▶ EXERCISE: What lines in the records below contain the string "arrow"? Copy every one.

%%

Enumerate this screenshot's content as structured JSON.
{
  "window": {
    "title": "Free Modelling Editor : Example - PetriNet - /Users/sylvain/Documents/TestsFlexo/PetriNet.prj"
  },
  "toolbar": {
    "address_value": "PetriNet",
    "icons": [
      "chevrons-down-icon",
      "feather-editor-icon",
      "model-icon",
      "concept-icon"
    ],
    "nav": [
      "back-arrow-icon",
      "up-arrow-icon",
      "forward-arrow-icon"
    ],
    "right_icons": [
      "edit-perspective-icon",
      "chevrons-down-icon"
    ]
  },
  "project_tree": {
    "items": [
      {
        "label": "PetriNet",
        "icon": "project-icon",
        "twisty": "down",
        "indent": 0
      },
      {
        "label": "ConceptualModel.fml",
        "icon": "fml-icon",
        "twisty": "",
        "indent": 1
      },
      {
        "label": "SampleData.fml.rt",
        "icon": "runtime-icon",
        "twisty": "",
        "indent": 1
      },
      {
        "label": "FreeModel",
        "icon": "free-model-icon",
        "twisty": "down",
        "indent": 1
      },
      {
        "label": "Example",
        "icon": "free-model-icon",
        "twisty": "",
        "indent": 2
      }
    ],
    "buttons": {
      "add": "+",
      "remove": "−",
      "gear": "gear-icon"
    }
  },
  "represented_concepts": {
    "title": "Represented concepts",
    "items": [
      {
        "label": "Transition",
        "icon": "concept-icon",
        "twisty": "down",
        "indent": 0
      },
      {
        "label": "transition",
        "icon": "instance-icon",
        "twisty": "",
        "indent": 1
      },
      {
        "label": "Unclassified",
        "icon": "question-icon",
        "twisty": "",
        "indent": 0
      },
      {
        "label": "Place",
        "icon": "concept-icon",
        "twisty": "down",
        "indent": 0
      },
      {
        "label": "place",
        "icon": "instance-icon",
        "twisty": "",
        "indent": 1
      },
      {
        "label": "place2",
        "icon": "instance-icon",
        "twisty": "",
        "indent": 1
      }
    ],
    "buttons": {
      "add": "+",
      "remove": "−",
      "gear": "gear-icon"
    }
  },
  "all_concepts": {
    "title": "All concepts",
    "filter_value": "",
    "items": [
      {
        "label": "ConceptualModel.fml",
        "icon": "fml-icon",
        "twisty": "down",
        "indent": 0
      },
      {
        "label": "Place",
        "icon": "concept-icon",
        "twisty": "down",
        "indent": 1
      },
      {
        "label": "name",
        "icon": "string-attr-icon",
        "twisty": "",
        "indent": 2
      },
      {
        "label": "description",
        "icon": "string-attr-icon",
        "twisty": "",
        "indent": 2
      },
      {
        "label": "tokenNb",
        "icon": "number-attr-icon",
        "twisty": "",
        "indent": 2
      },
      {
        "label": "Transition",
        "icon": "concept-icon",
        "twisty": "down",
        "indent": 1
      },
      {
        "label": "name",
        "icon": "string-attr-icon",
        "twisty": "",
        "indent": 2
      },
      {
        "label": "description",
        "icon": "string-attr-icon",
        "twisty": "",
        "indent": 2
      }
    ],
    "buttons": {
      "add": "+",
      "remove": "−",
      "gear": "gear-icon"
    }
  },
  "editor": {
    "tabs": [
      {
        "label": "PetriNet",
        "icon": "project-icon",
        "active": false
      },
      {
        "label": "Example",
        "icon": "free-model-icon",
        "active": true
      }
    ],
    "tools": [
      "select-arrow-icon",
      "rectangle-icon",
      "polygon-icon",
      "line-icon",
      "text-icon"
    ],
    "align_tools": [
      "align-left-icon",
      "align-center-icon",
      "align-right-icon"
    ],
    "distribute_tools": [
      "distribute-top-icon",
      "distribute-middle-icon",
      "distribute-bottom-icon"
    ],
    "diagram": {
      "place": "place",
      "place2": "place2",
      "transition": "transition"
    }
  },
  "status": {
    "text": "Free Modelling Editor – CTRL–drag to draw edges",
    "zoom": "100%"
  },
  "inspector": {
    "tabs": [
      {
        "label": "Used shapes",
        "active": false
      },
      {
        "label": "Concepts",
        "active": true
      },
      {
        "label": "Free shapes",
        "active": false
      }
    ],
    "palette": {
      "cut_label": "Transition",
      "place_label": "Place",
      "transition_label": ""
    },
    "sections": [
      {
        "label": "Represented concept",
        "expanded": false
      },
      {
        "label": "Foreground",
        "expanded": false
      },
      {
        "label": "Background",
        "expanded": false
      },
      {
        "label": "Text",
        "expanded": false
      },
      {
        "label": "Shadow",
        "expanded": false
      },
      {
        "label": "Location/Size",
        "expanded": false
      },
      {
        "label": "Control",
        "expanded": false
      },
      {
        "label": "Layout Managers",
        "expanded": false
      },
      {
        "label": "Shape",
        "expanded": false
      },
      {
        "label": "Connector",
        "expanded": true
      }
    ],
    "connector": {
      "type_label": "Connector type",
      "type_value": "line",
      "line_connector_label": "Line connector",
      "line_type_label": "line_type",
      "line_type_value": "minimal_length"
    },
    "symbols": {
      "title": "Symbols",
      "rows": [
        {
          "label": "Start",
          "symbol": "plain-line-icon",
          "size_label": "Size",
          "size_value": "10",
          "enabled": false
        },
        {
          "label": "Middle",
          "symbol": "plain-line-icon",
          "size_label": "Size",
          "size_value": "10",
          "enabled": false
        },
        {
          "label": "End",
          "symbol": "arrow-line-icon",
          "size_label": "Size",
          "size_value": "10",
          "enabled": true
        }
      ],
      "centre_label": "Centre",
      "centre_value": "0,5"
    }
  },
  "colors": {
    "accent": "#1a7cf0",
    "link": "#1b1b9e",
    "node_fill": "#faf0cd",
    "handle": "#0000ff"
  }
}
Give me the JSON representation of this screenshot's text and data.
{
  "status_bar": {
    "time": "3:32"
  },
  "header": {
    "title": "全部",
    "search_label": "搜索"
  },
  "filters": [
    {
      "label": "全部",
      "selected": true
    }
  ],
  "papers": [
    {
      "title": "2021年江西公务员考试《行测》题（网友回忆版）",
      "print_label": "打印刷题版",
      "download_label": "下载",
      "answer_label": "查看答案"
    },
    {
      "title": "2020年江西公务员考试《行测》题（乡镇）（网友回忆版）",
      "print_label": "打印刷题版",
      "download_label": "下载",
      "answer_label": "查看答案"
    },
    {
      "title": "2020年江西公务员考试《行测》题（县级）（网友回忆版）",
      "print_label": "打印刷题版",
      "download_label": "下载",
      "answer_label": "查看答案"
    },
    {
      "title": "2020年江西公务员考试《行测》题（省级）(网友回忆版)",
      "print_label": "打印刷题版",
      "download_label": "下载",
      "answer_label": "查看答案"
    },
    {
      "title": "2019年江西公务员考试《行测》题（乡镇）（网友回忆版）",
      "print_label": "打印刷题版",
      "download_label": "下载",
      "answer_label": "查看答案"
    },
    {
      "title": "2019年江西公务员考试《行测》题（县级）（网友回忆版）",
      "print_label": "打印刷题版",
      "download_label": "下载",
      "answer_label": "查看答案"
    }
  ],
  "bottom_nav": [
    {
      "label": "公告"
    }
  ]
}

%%

▶ REPLY TO THE EXERCISE:
      "back-arrow-icon",
      "up-arrow-icon",
      "forward-arrow-icon"
      "select-arrow-icon",
          "symbol": "arrow-line-icon",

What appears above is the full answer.